DATASET CONTENT.
Content starts
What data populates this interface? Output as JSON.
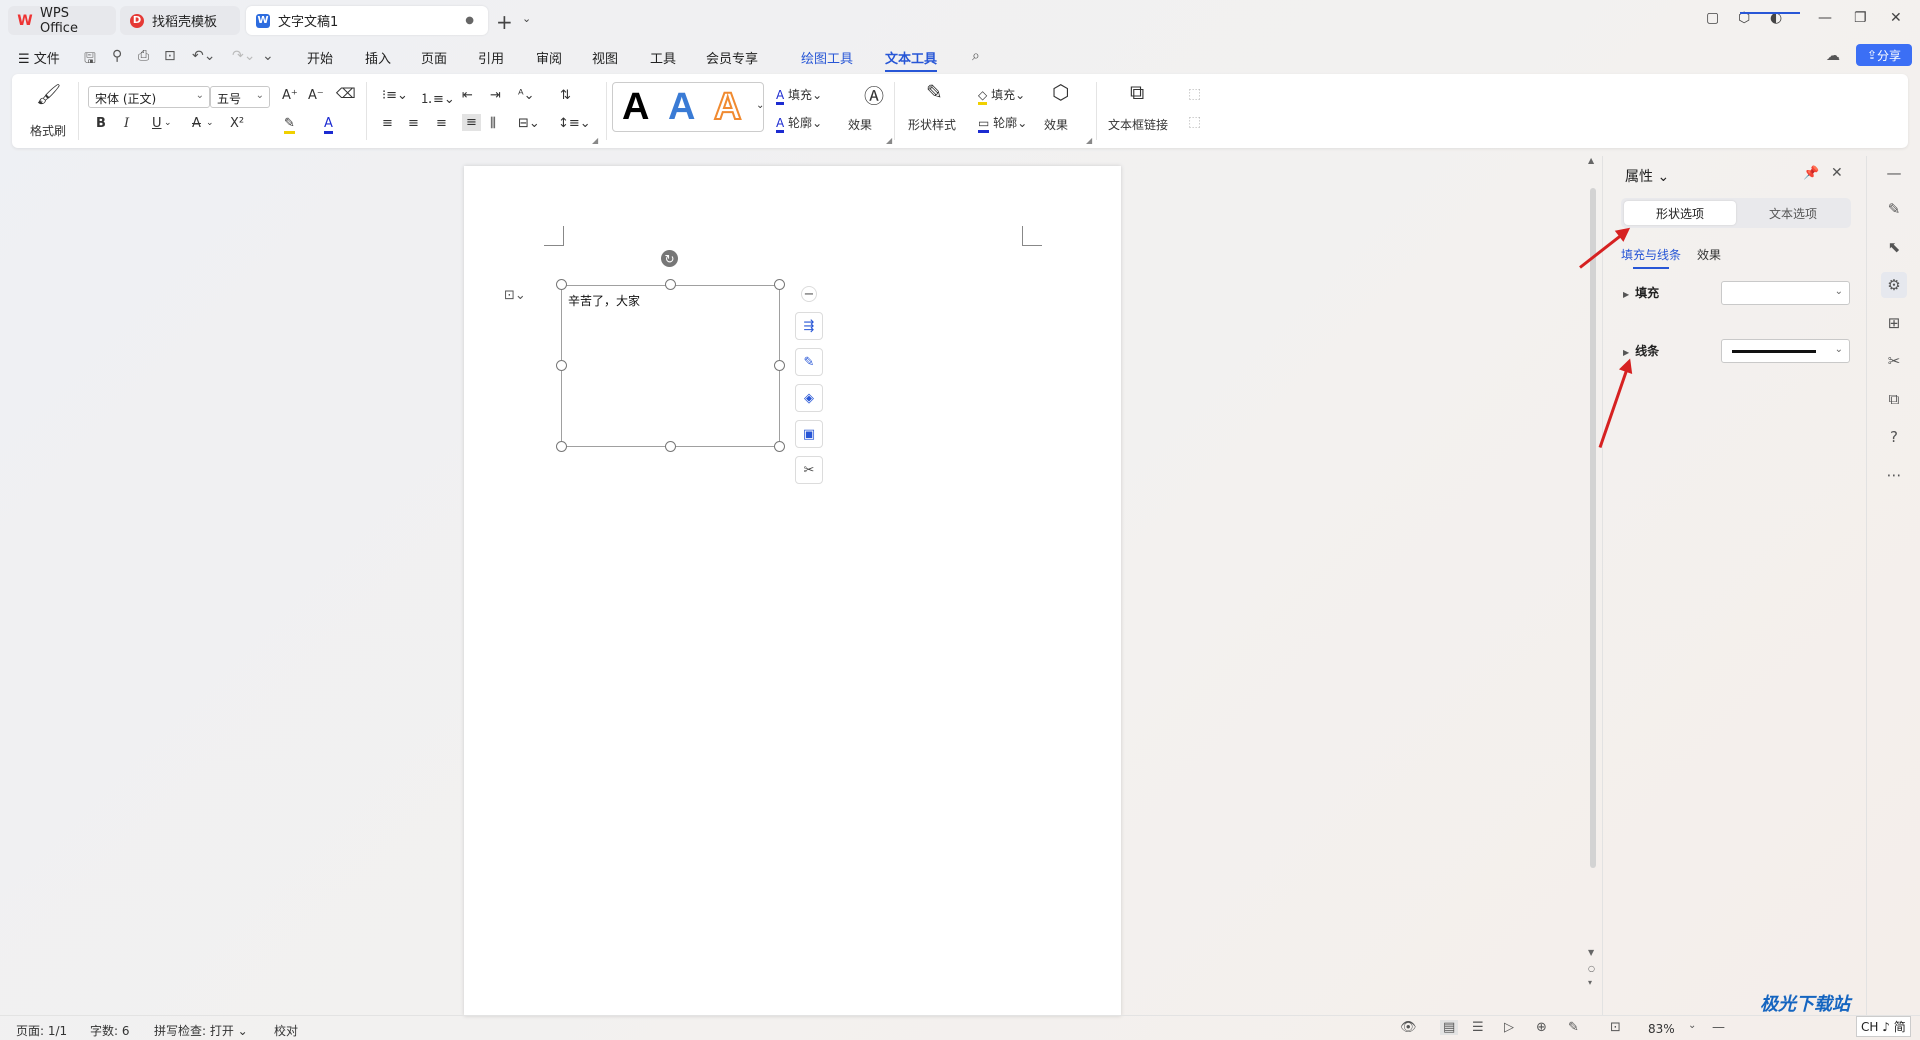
{
  "titlebar": {
    "tabs": [
      {
        "label": "WPS Office",
        "icon": "wps-logo-icon"
      },
      {
        "label": "找稻壳模板",
        "icon": "daoke-icon"
      },
      {
        "label": "文字文稿1",
        "icon": "word-doc-icon"
      }
    ]
  },
  "menubar": {
    "file": "文件",
    "items": [
      "开始",
      "插入",
      "页面",
      "引用",
      "审阅",
      "视图",
      "工具",
      "会员专享",
      "绘图工具",
      "文本工具"
    ],
    "share": "分享"
  },
  "ribbon": {
    "format_painter": "格式刷",
    "font_name": "宋体 (正文)",
    "font_size": "五号",
    "fill1": "填充",
    "outline1": "轮廓",
    "effect1": "效果",
    "shape_style": "形状样式",
    "fill2": "填充",
    "outline2": "轮廓",
    "effect2": "效果",
    "textbox_link": "文本框链接",
    "bold": "B",
    "italic": "I",
    "underline": "U",
    "strike": "A",
    "superscript": "X²"
  },
  "document": {
    "textbox_text": "辛苦了，大家"
  },
  "pane": {
    "title": "属性",
    "tab_shape": "形状选项",
    "tab_text": "文本选项",
    "subtab_fill_line": "填充与线条",
    "subtab_effect": "效果",
    "fill_label": "填充",
    "line_label": "线条"
  },
  "statusbar": {
    "page": "页面: 1/1",
    "words": "字数: 6",
    "spell": "拼写检查: 打开",
    "proof": "校对",
    "zoom": "83%"
  },
  "watermark": "极光下载站",
  "ime": "CH ♪ 简",
  "colors": {
    "accent": "#2756d6",
    "arrow": "#d62121",
    "share": "#3b6ff5"
  }
}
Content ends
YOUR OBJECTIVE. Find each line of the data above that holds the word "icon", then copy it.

SOLUTION FOR THIS EXERCISE.
        "icon": "wps-logo-icon"
        "icon": "daoke-icon"
        "icon": "word-doc-icon"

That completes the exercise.